People seem satisfied with the tourism. Tranberg says his guest house is rented out for nearly half of the year. “It’s always fun to meet new people, and I always learn something,” he says. When asked whether fishermen protested the offshore wind turbines, Albertsen reiterates the strong sense of community on Samsø: “He [the fisherman, ed.] makes the fish and he sells the fish. A lot of people come here because of the energy, so his fishing business is better off. This island is very much working together instead of fighting each other.”
Playing With the Big Boys
Many insular communities look up to Samsø to meet their sustainable goals. In the northwest of France, inhabitants of the island of Sein created the limited company Île de Sein Energies in 2013. “Samsø is our model, our dream,” CEO Patrick Saultier, says over the phone. For years, they have been working together with the municipality and the islanders to build a master plan to implement renewables.
But in this case, bringing the community together is not enough: the main energy producer and provider in France, Electricity of France (EDF), is obstructing the process, according to Saultier. After refusing to collaborate with Îles de Sein Energies, EDF announced in 2016 ‘the launch of the energy transition’. This will be implemented on Sein and two other Britton islands that are not connected to the mainland, and thus heavily reliant on fossil fuel.

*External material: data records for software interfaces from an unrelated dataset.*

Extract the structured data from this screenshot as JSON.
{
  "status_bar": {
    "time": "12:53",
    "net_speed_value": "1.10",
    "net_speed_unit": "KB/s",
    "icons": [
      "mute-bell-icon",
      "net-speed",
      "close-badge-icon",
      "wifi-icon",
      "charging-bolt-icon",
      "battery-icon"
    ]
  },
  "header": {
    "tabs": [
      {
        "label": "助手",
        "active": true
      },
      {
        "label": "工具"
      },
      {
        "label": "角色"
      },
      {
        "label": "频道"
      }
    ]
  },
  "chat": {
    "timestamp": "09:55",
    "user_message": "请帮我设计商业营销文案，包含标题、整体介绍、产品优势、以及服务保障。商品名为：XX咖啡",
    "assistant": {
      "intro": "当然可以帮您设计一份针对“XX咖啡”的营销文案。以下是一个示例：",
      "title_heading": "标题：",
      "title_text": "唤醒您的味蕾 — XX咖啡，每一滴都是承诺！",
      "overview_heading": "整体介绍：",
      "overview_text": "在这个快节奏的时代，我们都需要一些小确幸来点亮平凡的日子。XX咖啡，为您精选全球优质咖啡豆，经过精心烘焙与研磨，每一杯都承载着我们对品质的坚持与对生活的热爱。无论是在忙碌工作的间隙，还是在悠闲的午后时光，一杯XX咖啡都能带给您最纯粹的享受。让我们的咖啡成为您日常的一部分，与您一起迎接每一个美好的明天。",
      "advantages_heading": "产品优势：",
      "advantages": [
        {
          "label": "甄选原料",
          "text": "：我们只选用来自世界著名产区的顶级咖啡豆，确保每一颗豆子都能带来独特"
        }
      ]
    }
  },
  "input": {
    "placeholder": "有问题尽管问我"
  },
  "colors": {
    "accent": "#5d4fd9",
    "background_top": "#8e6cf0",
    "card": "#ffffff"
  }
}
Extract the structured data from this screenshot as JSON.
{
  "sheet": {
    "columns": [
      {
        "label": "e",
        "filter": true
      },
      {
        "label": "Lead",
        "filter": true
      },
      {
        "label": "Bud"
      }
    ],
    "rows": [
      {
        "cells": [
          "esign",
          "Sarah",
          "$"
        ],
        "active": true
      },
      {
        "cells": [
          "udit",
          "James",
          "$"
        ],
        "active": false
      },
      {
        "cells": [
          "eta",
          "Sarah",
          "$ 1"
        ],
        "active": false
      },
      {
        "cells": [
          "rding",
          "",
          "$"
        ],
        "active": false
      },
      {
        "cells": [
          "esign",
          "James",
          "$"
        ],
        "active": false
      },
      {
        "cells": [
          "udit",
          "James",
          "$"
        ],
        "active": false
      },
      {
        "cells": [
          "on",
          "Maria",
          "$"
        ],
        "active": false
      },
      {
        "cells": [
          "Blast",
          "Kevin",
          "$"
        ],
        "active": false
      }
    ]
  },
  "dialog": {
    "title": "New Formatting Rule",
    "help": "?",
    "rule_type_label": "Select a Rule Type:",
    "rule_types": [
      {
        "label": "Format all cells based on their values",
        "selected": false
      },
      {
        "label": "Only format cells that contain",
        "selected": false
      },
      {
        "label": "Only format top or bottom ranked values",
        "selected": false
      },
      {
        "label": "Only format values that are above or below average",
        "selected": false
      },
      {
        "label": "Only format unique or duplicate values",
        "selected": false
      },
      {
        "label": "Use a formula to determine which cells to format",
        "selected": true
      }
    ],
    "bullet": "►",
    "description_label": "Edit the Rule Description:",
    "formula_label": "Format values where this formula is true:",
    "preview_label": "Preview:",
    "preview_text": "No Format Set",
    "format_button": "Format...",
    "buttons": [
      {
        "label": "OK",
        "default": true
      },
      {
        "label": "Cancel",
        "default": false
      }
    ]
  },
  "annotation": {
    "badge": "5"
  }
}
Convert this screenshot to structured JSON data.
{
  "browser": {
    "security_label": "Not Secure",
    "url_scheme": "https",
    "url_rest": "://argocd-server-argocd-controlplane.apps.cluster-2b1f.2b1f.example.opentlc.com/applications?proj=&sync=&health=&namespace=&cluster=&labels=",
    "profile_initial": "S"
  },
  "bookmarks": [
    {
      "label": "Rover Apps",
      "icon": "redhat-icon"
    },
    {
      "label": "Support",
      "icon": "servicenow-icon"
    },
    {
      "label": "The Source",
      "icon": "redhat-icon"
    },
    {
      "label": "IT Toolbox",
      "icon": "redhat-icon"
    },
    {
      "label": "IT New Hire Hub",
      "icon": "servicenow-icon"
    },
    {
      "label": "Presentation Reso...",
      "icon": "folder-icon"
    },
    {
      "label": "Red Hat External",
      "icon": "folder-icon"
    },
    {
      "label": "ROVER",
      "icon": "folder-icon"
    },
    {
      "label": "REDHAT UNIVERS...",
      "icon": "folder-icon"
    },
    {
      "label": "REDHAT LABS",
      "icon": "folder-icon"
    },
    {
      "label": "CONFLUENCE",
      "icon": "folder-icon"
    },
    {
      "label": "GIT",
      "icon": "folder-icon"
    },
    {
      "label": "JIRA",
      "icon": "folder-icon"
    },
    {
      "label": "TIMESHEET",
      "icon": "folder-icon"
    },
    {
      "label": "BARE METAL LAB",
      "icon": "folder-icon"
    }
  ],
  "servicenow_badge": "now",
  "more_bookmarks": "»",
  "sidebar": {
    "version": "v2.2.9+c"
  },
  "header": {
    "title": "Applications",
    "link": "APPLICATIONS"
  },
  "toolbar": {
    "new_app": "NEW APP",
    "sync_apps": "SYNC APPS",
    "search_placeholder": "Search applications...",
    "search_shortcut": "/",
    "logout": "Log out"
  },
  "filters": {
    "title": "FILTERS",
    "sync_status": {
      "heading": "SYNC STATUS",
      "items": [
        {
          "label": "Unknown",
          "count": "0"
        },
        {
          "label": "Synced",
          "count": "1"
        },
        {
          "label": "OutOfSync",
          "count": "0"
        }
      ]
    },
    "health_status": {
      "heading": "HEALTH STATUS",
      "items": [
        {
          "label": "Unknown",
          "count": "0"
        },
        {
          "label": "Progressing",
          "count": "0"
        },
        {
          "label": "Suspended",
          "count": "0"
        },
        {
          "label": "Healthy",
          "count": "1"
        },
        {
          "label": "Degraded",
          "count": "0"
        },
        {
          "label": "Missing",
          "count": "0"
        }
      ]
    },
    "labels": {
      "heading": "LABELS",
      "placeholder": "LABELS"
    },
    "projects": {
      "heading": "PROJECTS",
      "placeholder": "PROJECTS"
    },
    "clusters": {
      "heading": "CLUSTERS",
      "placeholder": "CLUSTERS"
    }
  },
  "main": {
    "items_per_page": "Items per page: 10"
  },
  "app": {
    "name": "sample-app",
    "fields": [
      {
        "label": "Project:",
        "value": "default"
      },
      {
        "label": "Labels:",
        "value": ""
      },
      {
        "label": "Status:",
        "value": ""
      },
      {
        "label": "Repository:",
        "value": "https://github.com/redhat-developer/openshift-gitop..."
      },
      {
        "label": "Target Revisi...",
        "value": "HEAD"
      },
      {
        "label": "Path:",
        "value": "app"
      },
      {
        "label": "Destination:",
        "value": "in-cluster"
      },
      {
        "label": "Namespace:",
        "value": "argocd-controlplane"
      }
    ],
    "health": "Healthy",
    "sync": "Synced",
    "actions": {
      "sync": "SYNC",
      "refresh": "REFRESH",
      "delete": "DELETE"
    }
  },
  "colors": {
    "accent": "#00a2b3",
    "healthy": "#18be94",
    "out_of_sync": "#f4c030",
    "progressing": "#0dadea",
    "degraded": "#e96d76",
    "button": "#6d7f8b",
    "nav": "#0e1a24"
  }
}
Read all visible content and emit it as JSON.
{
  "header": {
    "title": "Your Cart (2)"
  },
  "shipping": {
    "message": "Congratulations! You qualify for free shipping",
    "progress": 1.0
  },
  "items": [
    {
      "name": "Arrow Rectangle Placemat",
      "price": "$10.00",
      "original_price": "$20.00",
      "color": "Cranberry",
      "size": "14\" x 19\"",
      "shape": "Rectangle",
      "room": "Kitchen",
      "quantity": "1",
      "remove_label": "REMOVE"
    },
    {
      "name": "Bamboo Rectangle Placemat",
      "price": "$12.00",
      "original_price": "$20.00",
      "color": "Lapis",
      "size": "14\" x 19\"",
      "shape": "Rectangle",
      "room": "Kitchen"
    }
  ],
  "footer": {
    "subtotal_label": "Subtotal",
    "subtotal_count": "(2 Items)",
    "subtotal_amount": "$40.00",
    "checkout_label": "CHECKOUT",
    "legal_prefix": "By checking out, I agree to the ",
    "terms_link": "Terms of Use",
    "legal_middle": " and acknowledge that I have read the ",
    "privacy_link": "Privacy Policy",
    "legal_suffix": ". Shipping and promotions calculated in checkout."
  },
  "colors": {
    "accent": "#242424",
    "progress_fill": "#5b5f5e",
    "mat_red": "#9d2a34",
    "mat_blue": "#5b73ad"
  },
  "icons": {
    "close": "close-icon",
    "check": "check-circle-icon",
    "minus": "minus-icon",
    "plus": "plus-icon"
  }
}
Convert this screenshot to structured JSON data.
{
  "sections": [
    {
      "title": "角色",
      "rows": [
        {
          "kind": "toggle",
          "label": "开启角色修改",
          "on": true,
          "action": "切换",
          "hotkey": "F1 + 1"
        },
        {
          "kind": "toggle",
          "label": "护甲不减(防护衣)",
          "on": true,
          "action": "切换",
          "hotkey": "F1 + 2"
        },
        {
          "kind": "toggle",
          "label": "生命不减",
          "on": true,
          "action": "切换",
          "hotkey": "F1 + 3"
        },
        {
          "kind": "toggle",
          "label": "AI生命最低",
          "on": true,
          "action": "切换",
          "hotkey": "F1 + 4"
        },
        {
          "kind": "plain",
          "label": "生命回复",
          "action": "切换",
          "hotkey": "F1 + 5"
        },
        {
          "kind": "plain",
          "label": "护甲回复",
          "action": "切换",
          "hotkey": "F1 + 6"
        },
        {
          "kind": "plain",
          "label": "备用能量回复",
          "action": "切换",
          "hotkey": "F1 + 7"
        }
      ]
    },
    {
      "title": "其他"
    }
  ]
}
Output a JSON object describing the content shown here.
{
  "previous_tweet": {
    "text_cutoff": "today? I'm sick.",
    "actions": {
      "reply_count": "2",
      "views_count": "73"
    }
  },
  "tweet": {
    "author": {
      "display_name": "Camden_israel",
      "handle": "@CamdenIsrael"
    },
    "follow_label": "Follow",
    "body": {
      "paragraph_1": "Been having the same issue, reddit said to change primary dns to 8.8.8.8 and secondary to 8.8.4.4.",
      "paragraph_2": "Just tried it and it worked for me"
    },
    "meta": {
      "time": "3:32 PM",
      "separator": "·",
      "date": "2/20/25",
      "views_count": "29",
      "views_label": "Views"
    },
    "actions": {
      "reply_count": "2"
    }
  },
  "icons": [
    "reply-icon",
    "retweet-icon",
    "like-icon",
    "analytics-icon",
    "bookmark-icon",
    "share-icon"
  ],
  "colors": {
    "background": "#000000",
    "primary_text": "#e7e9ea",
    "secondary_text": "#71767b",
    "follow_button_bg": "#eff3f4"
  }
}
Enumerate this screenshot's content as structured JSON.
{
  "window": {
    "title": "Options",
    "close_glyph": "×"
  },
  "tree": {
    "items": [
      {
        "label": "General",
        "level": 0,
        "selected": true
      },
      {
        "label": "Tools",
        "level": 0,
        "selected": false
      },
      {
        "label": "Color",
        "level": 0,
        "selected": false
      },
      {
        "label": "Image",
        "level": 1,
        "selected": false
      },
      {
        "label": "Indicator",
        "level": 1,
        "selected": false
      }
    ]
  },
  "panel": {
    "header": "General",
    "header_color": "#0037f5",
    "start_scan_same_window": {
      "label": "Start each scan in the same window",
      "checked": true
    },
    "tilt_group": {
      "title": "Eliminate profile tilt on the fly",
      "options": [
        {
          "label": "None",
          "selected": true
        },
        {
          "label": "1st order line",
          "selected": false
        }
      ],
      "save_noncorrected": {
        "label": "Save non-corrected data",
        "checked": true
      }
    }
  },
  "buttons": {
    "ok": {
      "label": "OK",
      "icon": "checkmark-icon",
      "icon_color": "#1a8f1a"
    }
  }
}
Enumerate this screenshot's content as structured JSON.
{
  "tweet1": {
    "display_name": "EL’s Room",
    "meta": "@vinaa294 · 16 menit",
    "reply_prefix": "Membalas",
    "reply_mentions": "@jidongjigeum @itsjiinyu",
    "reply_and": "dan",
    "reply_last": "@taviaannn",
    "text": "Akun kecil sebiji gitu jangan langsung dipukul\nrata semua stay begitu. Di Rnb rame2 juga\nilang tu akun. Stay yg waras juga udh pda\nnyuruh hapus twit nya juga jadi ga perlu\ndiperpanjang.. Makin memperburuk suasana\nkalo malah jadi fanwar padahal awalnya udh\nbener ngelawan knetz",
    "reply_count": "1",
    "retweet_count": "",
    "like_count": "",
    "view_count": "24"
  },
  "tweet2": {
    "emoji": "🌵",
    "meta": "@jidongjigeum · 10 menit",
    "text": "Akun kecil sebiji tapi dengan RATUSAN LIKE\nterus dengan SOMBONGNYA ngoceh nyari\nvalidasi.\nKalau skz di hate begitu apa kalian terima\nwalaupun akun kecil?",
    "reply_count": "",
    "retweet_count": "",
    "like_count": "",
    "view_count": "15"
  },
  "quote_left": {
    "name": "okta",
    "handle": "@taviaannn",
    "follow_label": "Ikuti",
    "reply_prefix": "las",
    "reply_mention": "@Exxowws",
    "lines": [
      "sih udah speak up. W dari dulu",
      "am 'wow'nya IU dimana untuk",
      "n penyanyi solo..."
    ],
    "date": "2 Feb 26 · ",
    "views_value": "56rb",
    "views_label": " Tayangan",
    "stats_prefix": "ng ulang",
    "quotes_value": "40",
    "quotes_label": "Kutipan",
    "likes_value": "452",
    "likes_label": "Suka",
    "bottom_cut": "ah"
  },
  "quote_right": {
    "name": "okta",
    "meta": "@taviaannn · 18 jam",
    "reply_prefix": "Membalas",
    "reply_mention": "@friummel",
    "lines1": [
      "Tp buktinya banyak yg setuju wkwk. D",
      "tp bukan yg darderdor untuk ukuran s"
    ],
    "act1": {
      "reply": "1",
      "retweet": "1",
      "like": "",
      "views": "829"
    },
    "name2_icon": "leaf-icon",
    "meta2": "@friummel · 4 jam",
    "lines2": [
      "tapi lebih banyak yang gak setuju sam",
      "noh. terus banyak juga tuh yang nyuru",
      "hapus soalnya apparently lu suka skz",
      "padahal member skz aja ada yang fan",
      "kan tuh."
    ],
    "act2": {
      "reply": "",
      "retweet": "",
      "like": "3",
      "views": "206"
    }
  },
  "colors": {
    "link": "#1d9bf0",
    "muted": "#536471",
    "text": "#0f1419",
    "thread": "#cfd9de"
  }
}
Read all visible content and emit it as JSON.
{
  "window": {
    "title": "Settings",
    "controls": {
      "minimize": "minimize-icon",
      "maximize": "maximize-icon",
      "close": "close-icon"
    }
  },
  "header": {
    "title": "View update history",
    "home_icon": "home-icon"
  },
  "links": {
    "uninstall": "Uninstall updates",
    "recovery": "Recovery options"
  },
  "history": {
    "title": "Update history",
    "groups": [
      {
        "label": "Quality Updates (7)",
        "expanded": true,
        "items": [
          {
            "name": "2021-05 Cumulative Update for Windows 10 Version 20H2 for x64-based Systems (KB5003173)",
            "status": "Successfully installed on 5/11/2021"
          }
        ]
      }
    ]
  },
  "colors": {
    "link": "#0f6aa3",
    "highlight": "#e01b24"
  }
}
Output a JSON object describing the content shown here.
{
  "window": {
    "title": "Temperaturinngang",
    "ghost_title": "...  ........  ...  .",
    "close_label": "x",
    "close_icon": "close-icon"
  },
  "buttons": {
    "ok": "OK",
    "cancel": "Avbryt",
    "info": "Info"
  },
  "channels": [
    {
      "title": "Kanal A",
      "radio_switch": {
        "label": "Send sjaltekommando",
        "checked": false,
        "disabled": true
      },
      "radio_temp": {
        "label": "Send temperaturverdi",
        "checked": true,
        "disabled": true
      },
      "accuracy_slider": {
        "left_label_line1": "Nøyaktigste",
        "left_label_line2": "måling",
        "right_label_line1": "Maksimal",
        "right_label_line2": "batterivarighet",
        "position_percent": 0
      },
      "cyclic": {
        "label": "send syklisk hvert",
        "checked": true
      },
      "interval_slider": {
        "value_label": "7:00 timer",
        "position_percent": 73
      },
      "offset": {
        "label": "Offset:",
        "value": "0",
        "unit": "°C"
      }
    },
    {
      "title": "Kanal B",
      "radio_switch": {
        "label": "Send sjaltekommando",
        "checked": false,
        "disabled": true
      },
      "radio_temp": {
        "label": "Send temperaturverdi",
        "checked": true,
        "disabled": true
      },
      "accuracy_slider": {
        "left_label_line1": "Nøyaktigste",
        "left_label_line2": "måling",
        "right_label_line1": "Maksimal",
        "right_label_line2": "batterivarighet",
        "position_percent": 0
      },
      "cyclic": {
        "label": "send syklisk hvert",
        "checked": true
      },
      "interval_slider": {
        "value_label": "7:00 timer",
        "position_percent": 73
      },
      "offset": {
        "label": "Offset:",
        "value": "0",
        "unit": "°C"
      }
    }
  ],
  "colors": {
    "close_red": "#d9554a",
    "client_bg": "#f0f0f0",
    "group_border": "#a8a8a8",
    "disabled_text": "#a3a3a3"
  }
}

This project started “when they [EDF, ed.] found out that we proposed an amendment to gain control over the grid on the island” Saultier says.
As energy production moves away from a centralized system to a decentralized one, local ownership gains ground. Large energy groups like EDF may try to keep market shares, thus blocking market entry further for renewables. “They do everything to block us,” Saultier sighs. “They installed two small wind turbines in the village, in a place where there is no wind. They do everything to make it look like it [renewable energy, ed.] does not work.”
On the way to becoming fossil free, Samsø will face lobbying challenges as well. Government incentives such as guaranteed prices are key to opening the way for small, local investors, according to Kristensen: “The municipality should reflect the green transition in their plans. The national parliament also has a role because they make the framework for municipalities.” Big market players’ lobbyism may get in the way. “Because the industry drinks more coffee with people in Copenhagen,” Tranberg jokes. But the Energy Academy’s role, according to Kristensen, is also to influence policy. “We are trendsetters,” he says.
The positive side? “We see ourselves as a catalyst in the process. And a catalyst can be reused all the time,” Kristensen says. “If you are going to have new wind turbines, instead of having eleven small ones, maybe you will have two big ones, because they are taller today. The consumer acceptance you got for the eleven small ones at the beginning, you need to gain again. You need to start from the beginning... and drink even more coffee.” Start, stop, repeat, but never give up. That is Scandinavian-style leadership.